| Assignment |
Pictures aside, repeat every entry exactly.

(Web page and app entries)

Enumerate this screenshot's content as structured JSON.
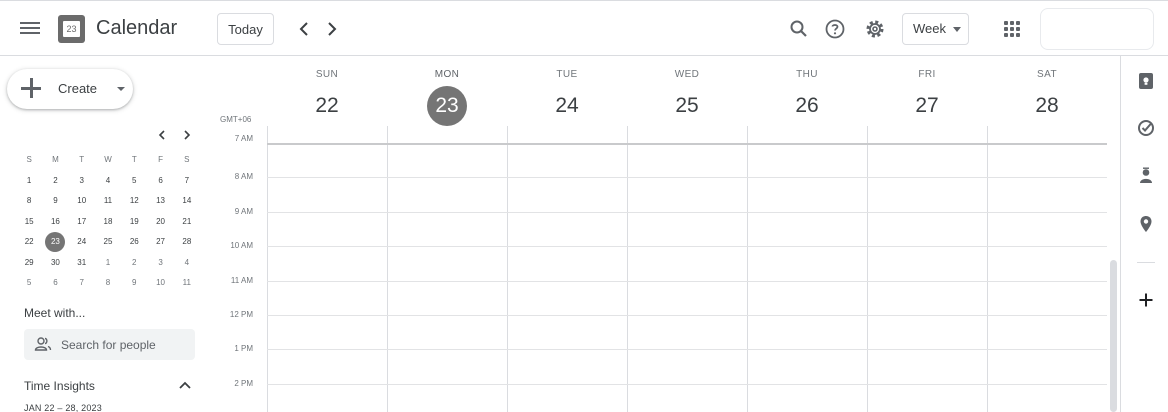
{
  "header": {
    "logo_day": "23",
    "app_title": "Calendar",
    "today_label": "Today",
    "prev_icon": "chevron-left-icon",
    "next_icon": "chevron-right-icon",
    "view_label": "Week"
  },
  "sidebar": {
    "create_label": "Create",
    "mini_calendar": {
      "weekdays": [
        "S",
        "M",
        "T",
        "W",
        "T",
        "F",
        "S"
      ],
      "weeks": [
        [
          "1",
          "2",
          "3",
          "4",
          "5",
          "6",
          "7"
        ],
        [
          "8",
          "9",
          "10",
          "11",
          "12",
          "13",
          "14"
        ],
        [
          "15",
          "16",
          "17",
          "18",
          "19",
          "20",
          "21"
        ],
        [
          "22",
          "23",
          "24",
          "25",
          "26",
          "27",
          "28"
        ],
        [
          "29",
          "30",
          "31",
          "1",
          "2",
          "3",
          "4"
        ],
        [
          "5",
          "6",
          "7",
          "8",
          "9",
          "10",
          "11"
        ]
      ],
      "selected": "23"
    },
    "meet_title": "Meet with...",
    "people_search_placeholder": "Search for people",
    "insights_title": "Time Insights",
    "insights_range": "JAN 22 – 28, 2023"
  },
  "week": {
    "timezone": "GMT+06",
    "days": [
      {
        "name": "SUN",
        "num": "22"
      },
      {
        "name": "MON",
        "num": "23",
        "active": true
      },
      {
        "name": "TUE",
        "num": "24"
      },
      {
        "name": "WED",
        "num": "25"
      },
      {
        "name": "THU",
        "num": "26"
      },
      {
        "name": "FRI",
        "num": "27"
      },
      {
        "name": "SAT",
        "num": "28"
      }
    ],
    "hours": [
      "7 AM",
      "8 AM",
      "9 AM",
      "10 AM",
      "11 AM",
      "12 PM",
      "1 PM",
      "2 PM"
    ]
  },
  "right_panel": {
    "icons": [
      "keep-icon",
      "tasks-icon",
      "contacts-icon",
      "maps-icon",
      "add-icon"
    ]
  },
  "colors": {
    "accent": "#757575",
    "border": "#dadce0",
    "text": "#3c4043"
  }
}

| Solution below |
Enumerate this screenshot's content as structured JSON.
{
  "header": {
    "logo_day": "23",
    "app_title": "Calendar",
    "today_label": "Today",
    "prev_icon": "chevron-left-icon",
    "next_icon": "chevron-right-icon",
    "view_label": "Week"
  },
  "sidebar": {
    "create_label": "Create",
    "mini_calendar": {
      "weekdays": [
        "S",
        "M",
        "T",
        "W",
        "T",
        "F",
        "S"
      ],
      "weeks": [
        [
          "1",
          "2",
          "3",
          "4",
          "5",
          "6",
          "7"
        ],
        [
          "8",
          "9",
          "10",
          "11",
          "12",
          "13",
          "14"
        ],
        [
          "15",
          "16",
          "17",
          "18",
          "19",
          "20",
          "21"
        ],
        [
          "22",
          "23",
          "24",
          "25",
          "26",
          "27",
          "28"
        ],
        [
          "29",
          "30",
          "31",
          "1",
          "2",
          "3",
          "4"
        ],
        [
          "5",
          "6",
          "7",
          "8",
          "9",
          "10",
          "11"
        ]
      ],
      "selected": "23"
    },
    "meet_title": "Meet with...",
    "people_search_placeholder": "Search for people",
    "insights_title": "Time Insights",
    "insights_range": "JAN 22 – 28, 2023"
  },
  "week": {
    "timezone": "GMT+06",
    "days": [
      {
        "name": "SUN",
        "num": "22"
      },
      {
        "name": "MON",
        "num": "23",
        "active": true
      },
      {
        "name": "TUE",
        "num": "24"
      },
      {
        "name": "WED",
        "num": "25"
      },
      {
        "name": "THU",
        "num": "26"
      },
      {
        "name": "FRI",
        "num": "27"
      },
      {
        "name": "SAT",
        "num": "28"
      }
    ],
    "hours": [
      "7 AM",
      "8 AM",
      "9 AM",
      "10 AM",
      "11 AM",
      "12 PM",
      "1 PM",
      "2 PM"
    ]
  },
  "right_panel": {
    "icons": [
      "keep-icon",
      "tasks-icon",
      "contacts-icon",
      "maps-icon",
      "add-icon"
    ]
  },
  "colors": {
    "accent": "#757575",
    "border": "#dadce0",
    "text": "#3c4043"
  }
}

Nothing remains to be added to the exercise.